WHAT YOU ARE ASKED TO DO:
Scan the records below, and wherever a line has the word "this", pull it out.

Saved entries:
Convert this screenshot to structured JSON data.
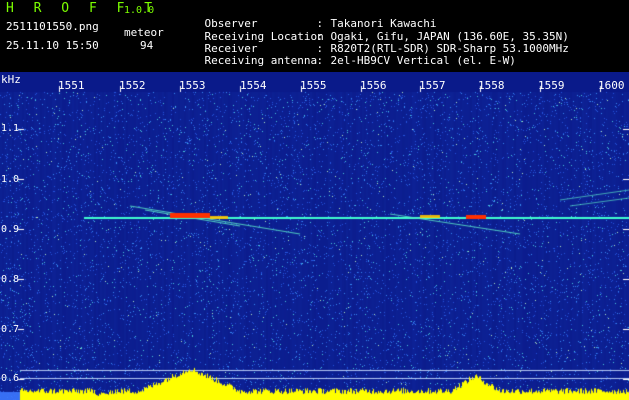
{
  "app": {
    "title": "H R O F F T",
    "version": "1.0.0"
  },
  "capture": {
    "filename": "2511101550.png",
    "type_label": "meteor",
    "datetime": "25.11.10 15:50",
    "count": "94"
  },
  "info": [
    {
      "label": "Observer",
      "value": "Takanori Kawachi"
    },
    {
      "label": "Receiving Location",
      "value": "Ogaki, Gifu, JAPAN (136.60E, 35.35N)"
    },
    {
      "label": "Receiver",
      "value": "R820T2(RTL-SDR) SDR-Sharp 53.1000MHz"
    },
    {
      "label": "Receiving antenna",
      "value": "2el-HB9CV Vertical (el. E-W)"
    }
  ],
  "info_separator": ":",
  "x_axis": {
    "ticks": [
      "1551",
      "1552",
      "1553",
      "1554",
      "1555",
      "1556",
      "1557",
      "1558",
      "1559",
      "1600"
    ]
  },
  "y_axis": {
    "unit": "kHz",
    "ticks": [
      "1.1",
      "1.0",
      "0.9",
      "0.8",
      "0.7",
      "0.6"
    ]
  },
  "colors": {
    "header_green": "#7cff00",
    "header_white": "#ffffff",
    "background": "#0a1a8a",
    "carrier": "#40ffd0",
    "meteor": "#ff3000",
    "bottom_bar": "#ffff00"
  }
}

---

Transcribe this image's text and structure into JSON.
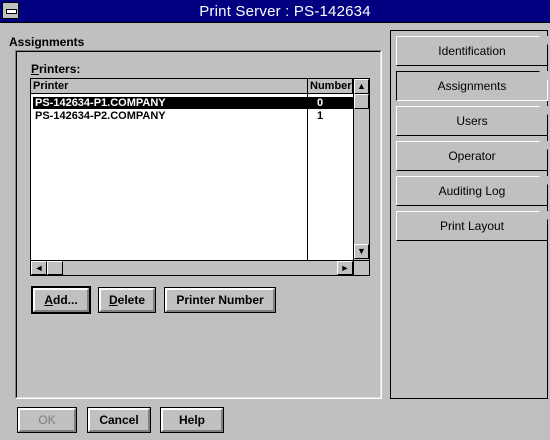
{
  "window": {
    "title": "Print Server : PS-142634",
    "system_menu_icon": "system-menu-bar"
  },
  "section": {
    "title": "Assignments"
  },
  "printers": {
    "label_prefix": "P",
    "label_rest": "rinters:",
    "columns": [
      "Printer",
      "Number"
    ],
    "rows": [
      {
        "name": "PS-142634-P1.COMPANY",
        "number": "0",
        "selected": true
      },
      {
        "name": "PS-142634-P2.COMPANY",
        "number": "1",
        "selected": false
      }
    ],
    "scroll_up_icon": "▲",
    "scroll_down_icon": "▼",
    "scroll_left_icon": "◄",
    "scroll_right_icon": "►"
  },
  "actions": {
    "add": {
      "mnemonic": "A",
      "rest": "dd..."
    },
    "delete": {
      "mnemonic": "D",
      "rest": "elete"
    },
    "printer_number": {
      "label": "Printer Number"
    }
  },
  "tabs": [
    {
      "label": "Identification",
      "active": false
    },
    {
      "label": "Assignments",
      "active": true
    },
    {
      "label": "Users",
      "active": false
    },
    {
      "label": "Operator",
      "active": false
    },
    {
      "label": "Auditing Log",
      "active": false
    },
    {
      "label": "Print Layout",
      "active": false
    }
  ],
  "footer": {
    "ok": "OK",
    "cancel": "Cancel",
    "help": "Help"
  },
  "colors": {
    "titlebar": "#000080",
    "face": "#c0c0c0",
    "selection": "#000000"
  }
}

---

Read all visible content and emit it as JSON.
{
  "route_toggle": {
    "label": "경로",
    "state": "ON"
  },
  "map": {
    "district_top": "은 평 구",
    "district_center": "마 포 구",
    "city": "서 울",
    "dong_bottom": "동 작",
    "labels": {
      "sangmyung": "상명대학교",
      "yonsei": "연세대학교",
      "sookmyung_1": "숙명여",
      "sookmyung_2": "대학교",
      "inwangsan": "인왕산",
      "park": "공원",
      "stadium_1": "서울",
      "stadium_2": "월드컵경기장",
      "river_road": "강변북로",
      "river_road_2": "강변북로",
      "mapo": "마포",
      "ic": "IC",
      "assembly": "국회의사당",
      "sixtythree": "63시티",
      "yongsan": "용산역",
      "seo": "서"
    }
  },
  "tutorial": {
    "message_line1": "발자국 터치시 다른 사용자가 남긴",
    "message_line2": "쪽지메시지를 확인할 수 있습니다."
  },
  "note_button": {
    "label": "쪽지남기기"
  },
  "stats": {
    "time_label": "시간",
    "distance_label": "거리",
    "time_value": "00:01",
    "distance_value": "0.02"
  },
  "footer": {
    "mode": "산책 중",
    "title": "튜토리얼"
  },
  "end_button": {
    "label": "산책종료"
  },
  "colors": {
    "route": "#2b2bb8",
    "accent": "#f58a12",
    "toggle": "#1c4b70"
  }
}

EXERCISE SOLUTION:
Convert this screenshot to structured JSON data.
Transcribe this image's text and structure into JSON.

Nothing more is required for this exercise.